RECORDS FOR PROCESSING: Begin

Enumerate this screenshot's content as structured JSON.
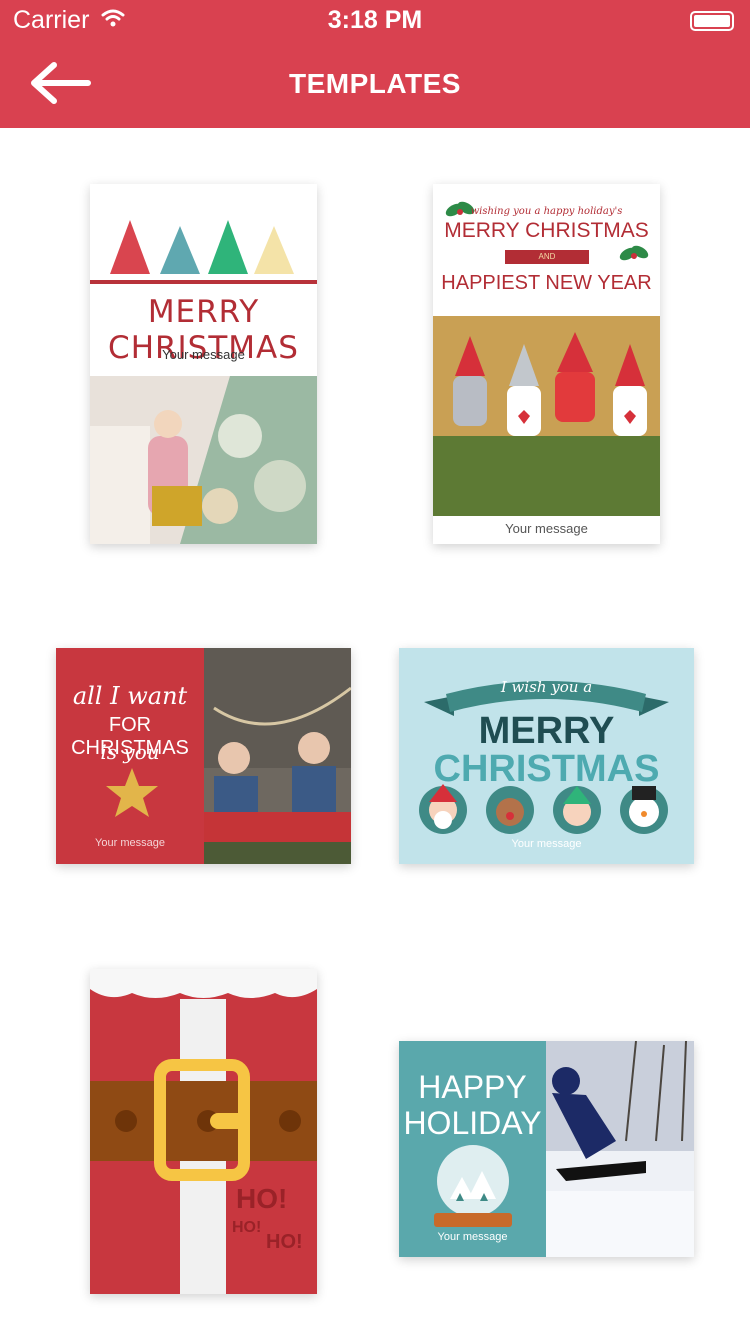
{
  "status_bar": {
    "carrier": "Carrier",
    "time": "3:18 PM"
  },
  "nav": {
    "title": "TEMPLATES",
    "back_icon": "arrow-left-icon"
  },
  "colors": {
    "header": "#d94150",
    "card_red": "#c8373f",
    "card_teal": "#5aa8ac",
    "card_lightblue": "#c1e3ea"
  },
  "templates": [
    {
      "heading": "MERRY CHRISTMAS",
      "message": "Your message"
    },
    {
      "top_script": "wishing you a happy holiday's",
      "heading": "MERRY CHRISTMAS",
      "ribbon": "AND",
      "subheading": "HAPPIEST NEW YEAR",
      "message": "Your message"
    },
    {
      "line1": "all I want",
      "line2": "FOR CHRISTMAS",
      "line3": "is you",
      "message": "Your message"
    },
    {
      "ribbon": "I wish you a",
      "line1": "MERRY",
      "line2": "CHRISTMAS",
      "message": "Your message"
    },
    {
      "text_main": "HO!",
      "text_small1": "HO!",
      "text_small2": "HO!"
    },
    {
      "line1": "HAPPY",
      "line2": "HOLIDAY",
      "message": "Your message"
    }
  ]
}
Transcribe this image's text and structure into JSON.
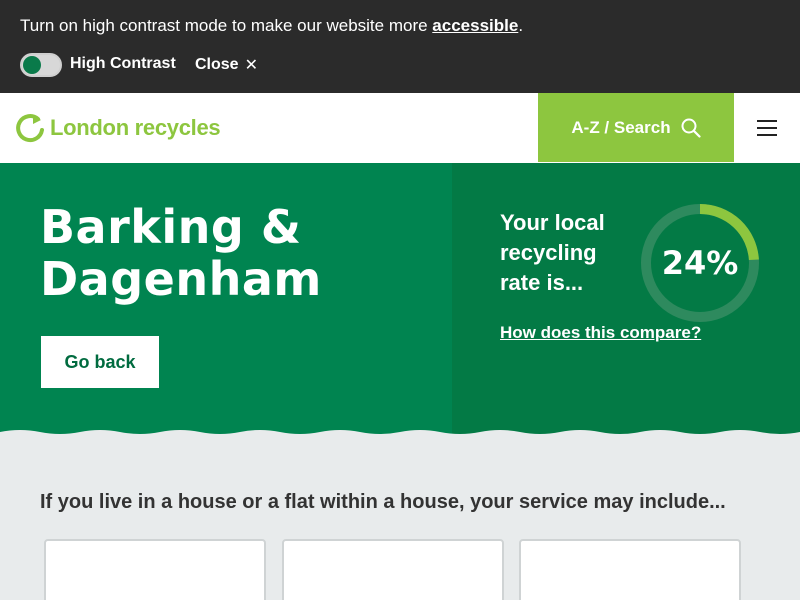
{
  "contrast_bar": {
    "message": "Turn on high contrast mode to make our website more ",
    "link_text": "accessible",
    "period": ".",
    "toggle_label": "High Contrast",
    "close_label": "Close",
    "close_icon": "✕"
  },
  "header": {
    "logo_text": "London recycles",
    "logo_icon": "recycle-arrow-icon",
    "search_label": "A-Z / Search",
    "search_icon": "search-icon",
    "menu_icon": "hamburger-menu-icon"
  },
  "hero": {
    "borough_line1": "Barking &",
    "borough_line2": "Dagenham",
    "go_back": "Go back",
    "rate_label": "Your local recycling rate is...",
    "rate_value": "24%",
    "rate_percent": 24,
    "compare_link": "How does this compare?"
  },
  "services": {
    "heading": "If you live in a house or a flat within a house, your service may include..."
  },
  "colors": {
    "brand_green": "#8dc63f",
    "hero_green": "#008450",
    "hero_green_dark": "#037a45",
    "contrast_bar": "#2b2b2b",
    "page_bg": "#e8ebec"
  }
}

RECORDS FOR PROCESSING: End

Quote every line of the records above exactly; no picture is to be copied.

**ANSWER BOX:**
Enumerate this screenshot's content as structured JSON.
{
  "status_bar": {
    "carrier": "Carrier",
    "time": "3:18 PM"
  },
  "nav": {
    "title": "TEMPLATES",
    "back_icon": "arrow-left-icon"
  },
  "colors": {
    "header": "#d94150",
    "card_red": "#c8373f",
    "card_teal": "#5aa8ac",
    "card_lightblue": "#c1e3ea"
  },
  "templates": [
    {
      "heading": "MERRY CHRISTMAS",
      "message": "Your message"
    },
    {
      "top_script": "wishing you a happy holiday's",
      "heading": "MERRY CHRISTMAS",
      "ribbon": "AND",
      "subheading": "HAPPIEST NEW YEAR",
      "message": "Your message"
    },
    {
      "line1": "all I want",
      "line2": "FOR CHRISTMAS",
      "line3": "is you",
      "message": "Your message"
    },
    {
      "ribbon": "I wish you a",
      "line1": "MERRY",
      "line2": "CHRISTMAS",
      "message": "Your message"
    },
    {
      "text_main": "HO!",
      "text_small1": "HO!",
      "text_small2": "HO!"
    },
    {
      "line1": "HAPPY",
      "line2": "HOLIDAY",
      "message": "Your message"
    }
  ]
}
Transcribe this image's text and structure into JSON.
{
  "contrast_bar": {
    "message": "Turn on high contrast mode to make our website more ",
    "link_text": "accessible",
    "period": ".",
    "toggle_label": "High Contrast",
    "close_label": "Close",
    "close_icon": "✕"
  },
  "header": {
    "logo_text": "London recycles",
    "logo_icon": "recycle-arrow-icon",
    "search_label": "A-Z / Search",
    "search_icon": "search-icon",
    "menu_icon": "hamburger-menu-icon"
  },
  "hero": {
    "borough_line1": "Barking &",
    "borough_line2": "Dagenham",
    "go_back": "Go back",
    "rate_label": "Your local recycling rate is...",
    "rate_value": "24%",
    "rate_percent": 24,
    "compare_link": "How does this compare?"
  },
  "services": {
    "heading": "If you live in a house or a flat within a house, your service may include..."
  },
  "colors": {
    "brand_green": "#8dc63f",
    "hero_green": "#008450",
    "hero_green_dark": "#037a45",
    "contrast_bar": "#2b2b2b",
    "page_bg": "#e8ebec"
  }
}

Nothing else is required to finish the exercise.